Greater Bay Area offers new opportunities, competitive advantages
A growing number of visual effects artists are heading to the Guangdong-Hong Kong-Macao Great Bay region, eyeing the region’s competitiveness in film technologies and facilities, political support, and marketing. market scale.
Hailing from Beijing, Shanghai and other countries, the artists use southern China as a springboard to seek work in the country’s vast film industry.
The Grande Baie region is also home to large film and entertainment companies expanding their business, veteran actors pursuing career development, and several film locations and facilities. The region also enjoys abundant political support for the film and television industry.
Guangdong Province, which has around 600 film and television companies and the largest number of movie screens in the country, has been China’s largest film market in terms of box office revenue since 2001.
With new developments in investment, film shooting, production and promotional work, it is hoped that a complete industrial chain can be established in the region.

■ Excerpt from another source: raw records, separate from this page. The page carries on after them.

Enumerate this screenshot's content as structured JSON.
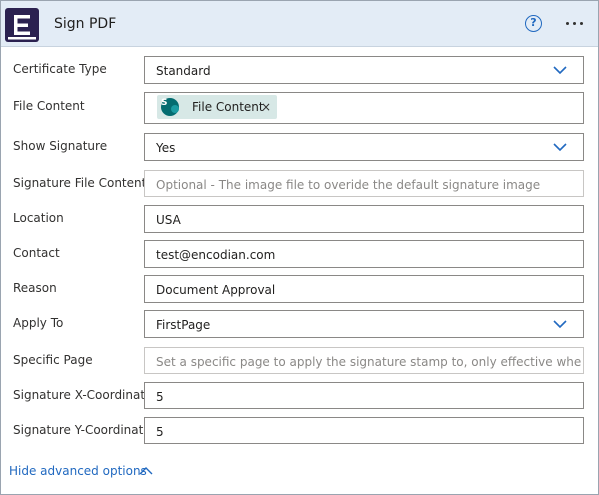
{
  "header": {
    "title": "Sign PDF",
    "help_glyph": "?",
    "logo_icon": "encodian-logo-icon",
    "help_icon": "help-circle-icon",
    "more_icon": "more-options-icon"
  },
  "fields": [
    {
      "label": "Certificate Type",
      "value": "Standard",
      "kind": "dropdown"
    },
    {
      "label": "File Content",
      "kind": "token",
      "token": {
        "label": "File Content",
        "remove": "×",
        "icon": "sharepoint-icon"
      }
    },
    {
      "label": "Show Signature",
      "value": "Yes",
      "kind": "dropdown"
    },
    {
      "label": "Signature File Content",
      "placeholder": "Optional - The image file to overide the default signature image",
      "kind": "text"
    },
    {
      "label": "Location",
      "value": "USA",
      "kind": "text"
    },
    {
      "label": "Contact",
      "value": "test@encodian.com",
      "kind": "text"
    },
    {
      "label": "Reason",
      "value": "Document Approval",
      "kind": "text"
    },
    {
      "label": "Apply To",
      "value": "FirstPage",
      "kind": "dropdown"
    },
    {
      "label": "Specific Page",
      "placeholder": "Set a specific page to apply the signature stamp to, only effective when the 'Apply To' property is set to 'SpecificPage'",
      "kind": "text"
    },
    {
      "label": "Signature X-Coordinate",
      "value": "5",
      "kind": "text"
    },
    {
      "label": "Signature Y-Coordinate",
      "value": "5",
      "kind": "text"
    }
  ],
  "footer": {
    "toggle_label": "Hide advanced options",
    "toggle_icon": "chevron-up-icon"
  },
  "colors": {
    "header_bg": "#e3ecf6",
    "accent": "#2169c0",
    "logo_bg": "#2b2150",
    "token_bg": "#d7e8e6"
  }
}
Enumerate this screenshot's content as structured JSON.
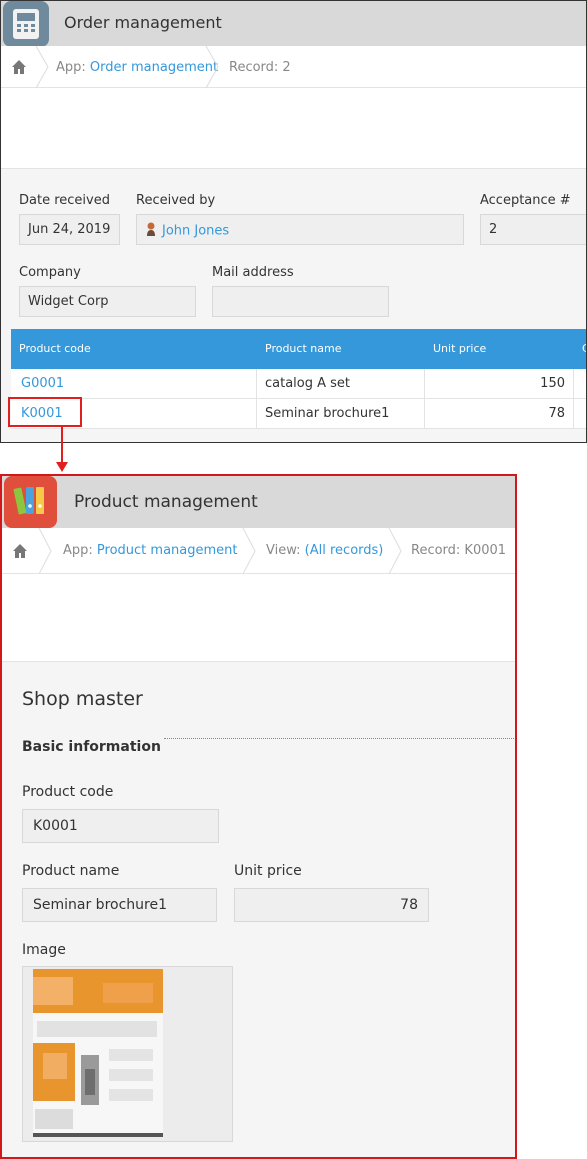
{
  "order_window": {
    "app_title": "Order management",
    "breadcrumb": {
      "app_prefix": "App:",
      "app_link": "Order management",
      "record": "Record: 2"
    },
    "fields": {
      "date_received": {
        "label": "Date received",
        "value": "Jun 24, 2019"
      },
      "received_by": {
        "label": "Received by",
        "value": "John Jones"
      },
      "acceptance": {
        "label": "Acceptance #",
        "value": "2"
      },
      "company": {
        "label": "Company",
        "value": "Widget Corp"
      },
      "mail": {
        "label": "Mail address",
        "value": ""
      }
    },
    "table": {
      "columns": [
        "Product code",
        "Product name",
        "Unit price",
        "C"
      ],
      "rows": [
        {
          "code": "G0001",
          "name": "catalog A set",
          "price": "150"
        },
        {
          "code": "K0001",
          "name": "Seminar brochure1",
          "price": "78"
        }
      ]
    }
  },
  "product_window": {
    "app_title": "Product management",
    "breadcrumb": {
      "app_prefix": "App:",
      "app_link": "Product management",
      "view_prefix": "View:",
      "view_link": "(All records)",
      "record": "Record: K0001"
    },
    "section_title": "Shop master",
    "group_title": "Basic information",
    "fields": {
      "product_code": {
        "label": "Product code",
        "value": "K0001"
      },
      "product_name": {
        "label": "Product name",
        "value": "Seminar brochure1"
      },
      "unit_price": {
        "label": "Unit price",
        "value": "78"
      },
      "image": {
        "label": "Image"
      }
    }
  },
  "colors": {
    "accent": "#3498db",
    "highlight": "#e0201e",
    "header_bg": "#d9d9d9"
  }
}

Industry figures also expect the region to become China’s answer to the Canadian city of Vancouver, “the production backyard” for Hollywood, and a rival film production hub. with Beijing and the Yangtze River Delta.

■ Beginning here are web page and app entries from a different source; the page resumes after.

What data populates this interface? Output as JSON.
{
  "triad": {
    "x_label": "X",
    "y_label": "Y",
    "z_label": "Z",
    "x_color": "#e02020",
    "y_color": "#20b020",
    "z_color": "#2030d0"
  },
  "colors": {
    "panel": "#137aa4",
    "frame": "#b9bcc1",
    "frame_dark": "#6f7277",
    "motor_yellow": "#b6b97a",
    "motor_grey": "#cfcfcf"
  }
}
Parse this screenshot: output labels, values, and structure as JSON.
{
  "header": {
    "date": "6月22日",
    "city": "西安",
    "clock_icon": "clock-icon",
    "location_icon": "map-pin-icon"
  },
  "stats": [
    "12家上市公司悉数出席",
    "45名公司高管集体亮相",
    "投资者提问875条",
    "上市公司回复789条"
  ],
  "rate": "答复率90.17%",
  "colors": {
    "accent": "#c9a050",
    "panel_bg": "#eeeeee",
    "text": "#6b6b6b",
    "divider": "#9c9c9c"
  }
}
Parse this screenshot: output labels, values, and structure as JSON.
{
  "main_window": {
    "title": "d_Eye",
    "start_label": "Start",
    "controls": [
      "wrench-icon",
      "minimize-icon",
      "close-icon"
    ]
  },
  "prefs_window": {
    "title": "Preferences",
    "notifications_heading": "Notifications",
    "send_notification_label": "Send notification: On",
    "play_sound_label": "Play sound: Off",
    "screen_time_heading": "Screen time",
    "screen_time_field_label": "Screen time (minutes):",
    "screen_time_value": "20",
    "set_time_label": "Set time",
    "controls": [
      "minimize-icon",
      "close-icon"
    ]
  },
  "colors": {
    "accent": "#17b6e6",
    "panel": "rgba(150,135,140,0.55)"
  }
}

Since 2008, the Chinese film industry has grown rapidly, with box office revenue increasing by 35% on average each year, reaching 64 billion yuan in 2019.

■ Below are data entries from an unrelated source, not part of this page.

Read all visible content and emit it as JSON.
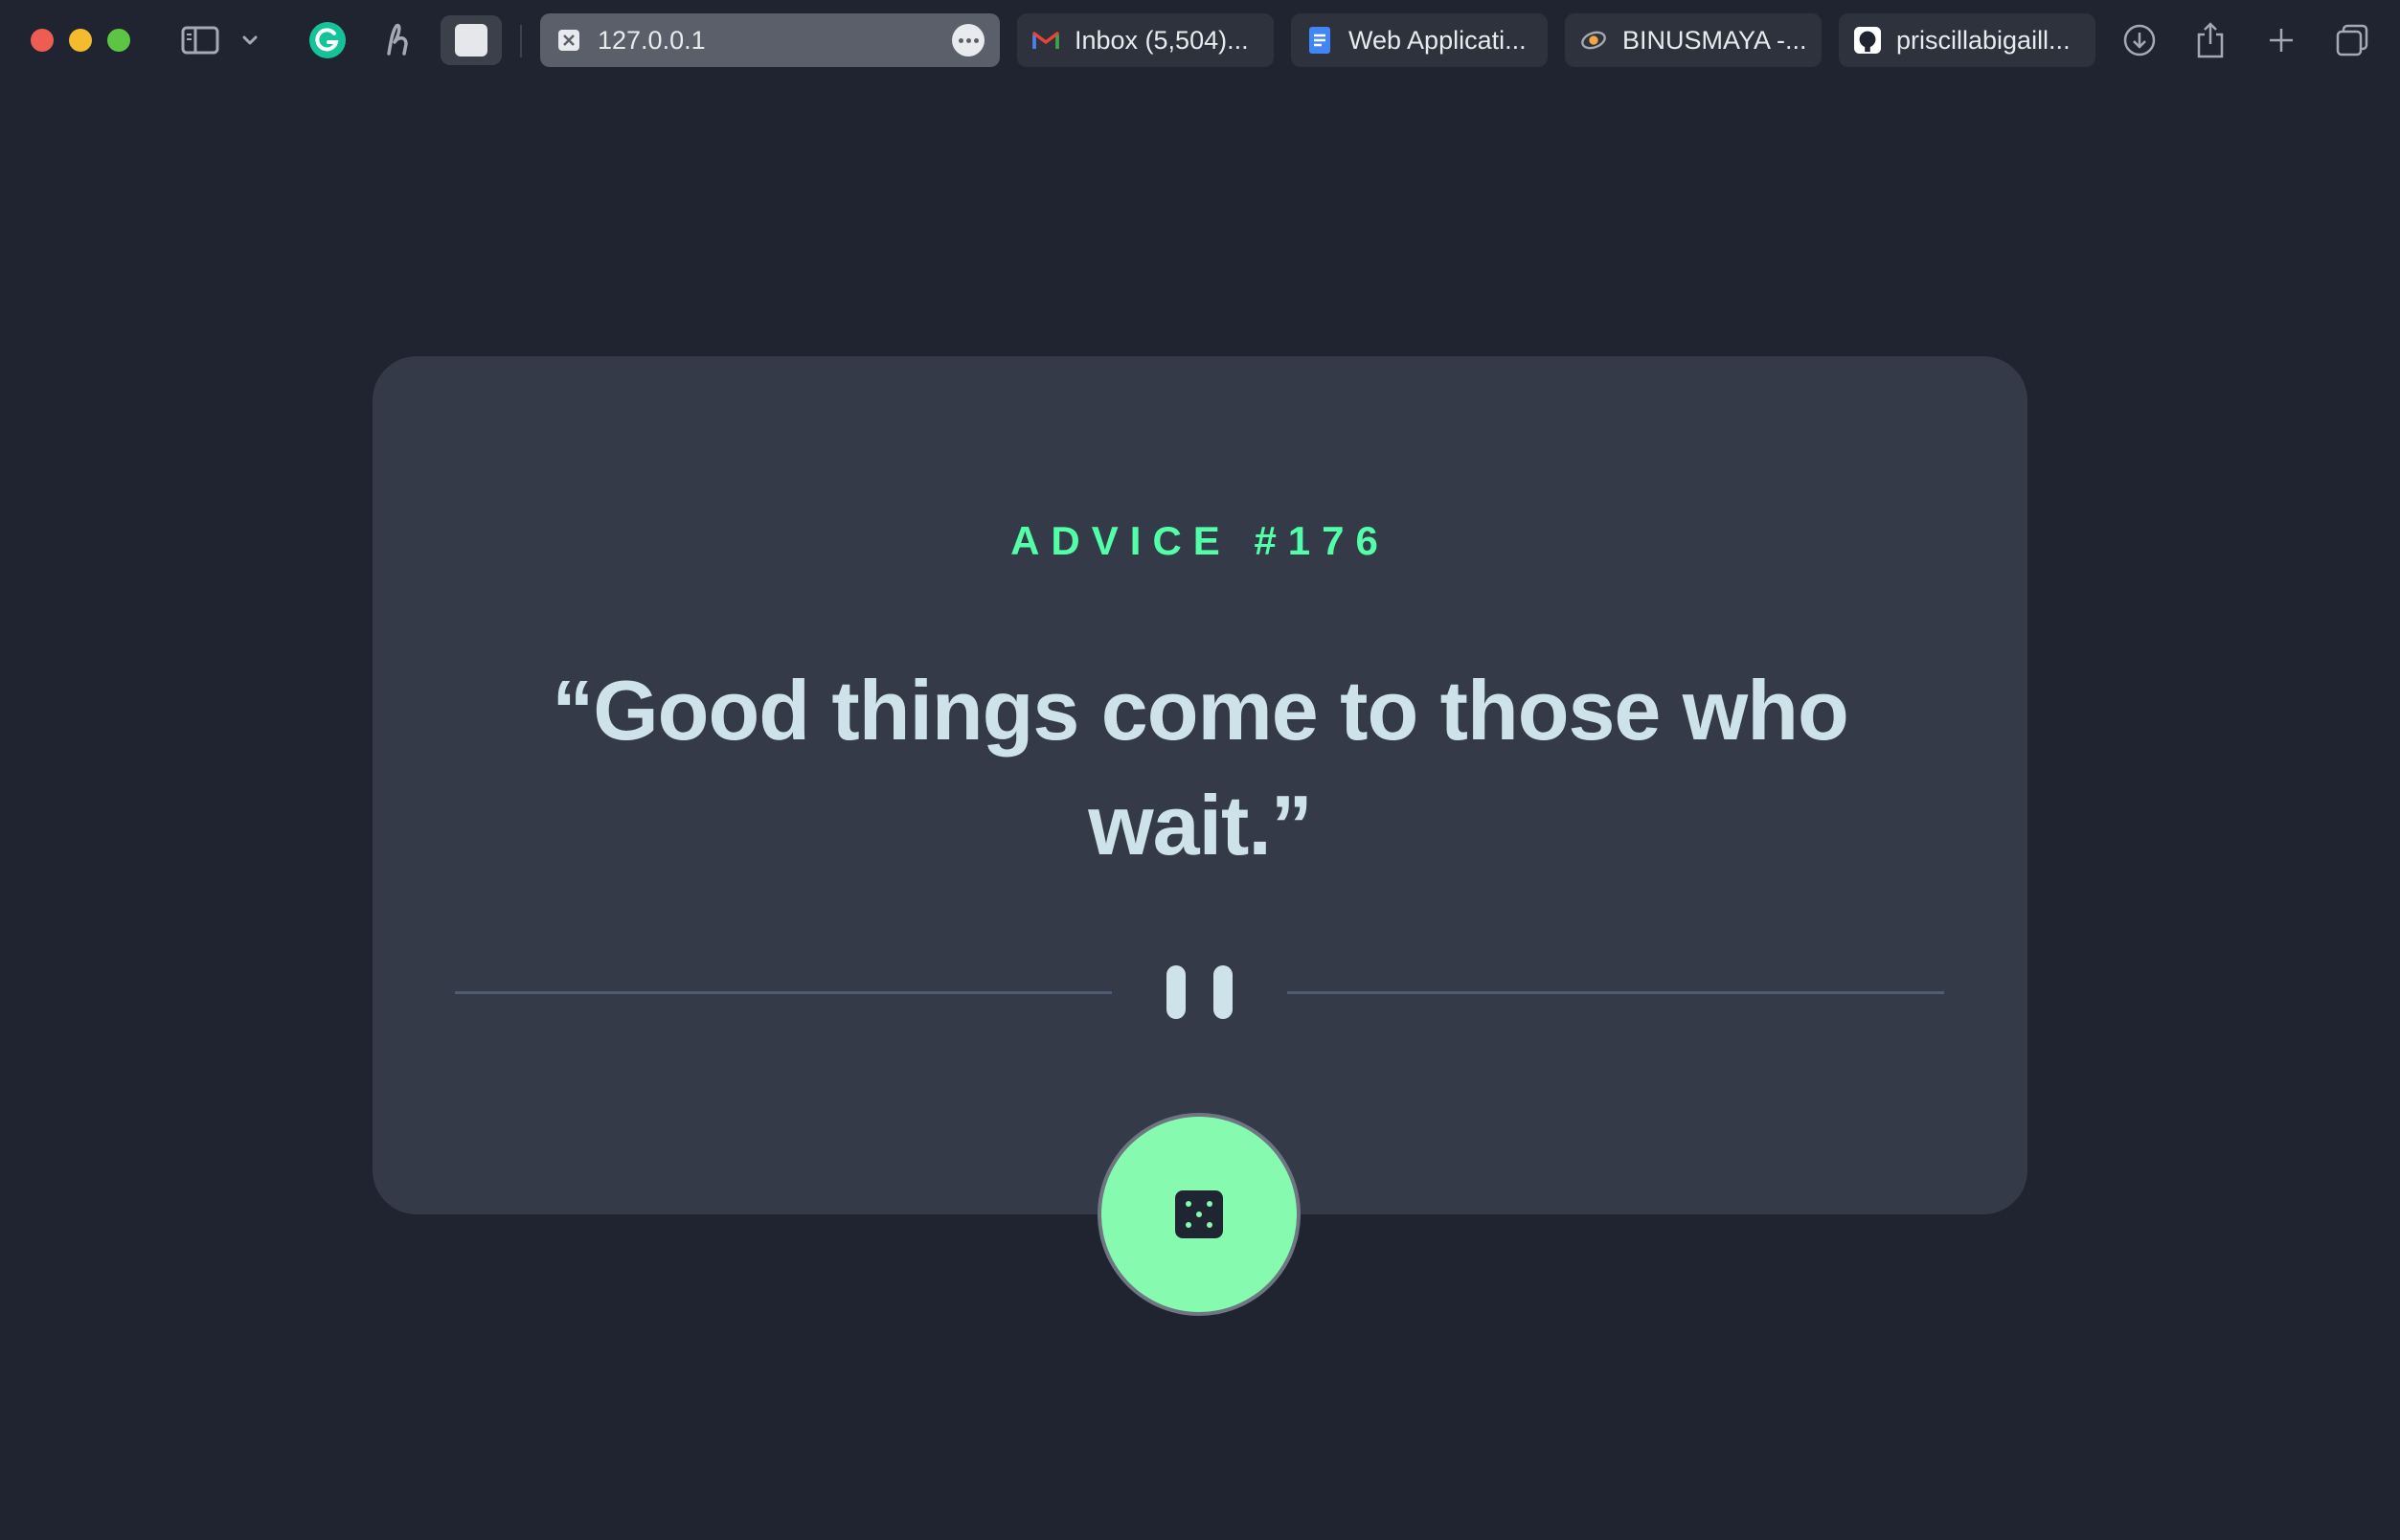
{
  "browser": {
    "active_tab": {
      "title": "127.0.0.1"
    },
    "tabs": [
      {
        "title": "Inbox (5,504)...",
        "favicon": "gmail-icon"
      },
      {
        "title": "Web Applicati...",
        "favicon": "google-docs-icon"
      },
      {
        "title": "BINUSMAYA -...",
        "favicon": "binusmaya-icon"
      },
      {
        "title": "priscillabigaill...",
        "favicon": "github-icon"
      }
    ],
    "extensions": [
      "grammarly-icon",
      "honey-icon",
      "extension-icon"
    ],
    "toolbar_icons": [
      "download-icon",
      "share-icon",
      "new-tab-icon",
      "tab-overview-icon"
    ]
  },
  "advice": {
    "heading": "ADVICE #176",
    "quote": "“Good things come to those who wait.”"
  },
  "colors": {
    "background": "#1f2430",
    "card": "#343a48",
    "accent": "#52ffa8",
    "button": "#86fbb0",
    "quote_text": "#cee3e9"
  }
}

With increased investment and technological advancements, visual effects have become a key selling point, with a growing number of sci-fi and animated films featuring this technology, including Monster Hunt, The Wandering Earth and Ne Zha, have achieved great success and the first place in the box. Office.
Driven by this flourishing market, Nie Huajun, a veteran Beijing-based television visual effects artist, arrived in Shenzhen, Guangdong, in 2007. He founded LOCATOR VFX in 2017 to produce film visual effects with a group of friends returning from overseas.
Nie said that over the past three to five years, more and more people have taken a similar path to explore opportunities in the Grande Baie region. Several teams from South Korea, Beijing and Hong Kong, all leading industry sites, have successively started operating in Shenzhen.
The Shenzhen-Hong Kong international post-production base in Longgang, which was set up this year, has attracted more than a dozen teams, and that number is expected to rise to 30 after the completion of its second phase, according to Nie. , which helped launch the base.
New visual effects companies have also sprung up in other cities in the Great Bay region, such as Guangzhou, Jiangmen and Foshan in Guangdong, Nie said, adding that the region has around 30 companies in this area. type.
He is not surprised by the latest developments in Shenzhen, as since the turn of this century, the city has been one of the cradles of mainland China for visual effects, benefiting from its geographic proximity to Hong Kong, an international hub. of film production.
By the time, Hong Kong had developed a relatively mature visual effects industry, producing a series of eye-catching blockbusters such as Shaolin Soccer and Kung Fu Hustle.
To expand the market, Hong Kong collaborated with the mainland to produce Storm Rider Clash of the Evils, a martial arts animated film based on the city’s hit comic series Fung Wan in the 1990s.
With collective expertise, the film, which took five years to produce and was released in 2008, grossed around 33 million yuan at the box office and broke many domestic animated film records. However, he did not make a profit, because it cost 70 million yuan.
A company with an interregional team of 70 people was formed in Shenzhen around 2007 to produce visual effects for the film. The team, which included Nie among the country’s top talent in this field, came from Hong Kong, Shanghai and Beijing.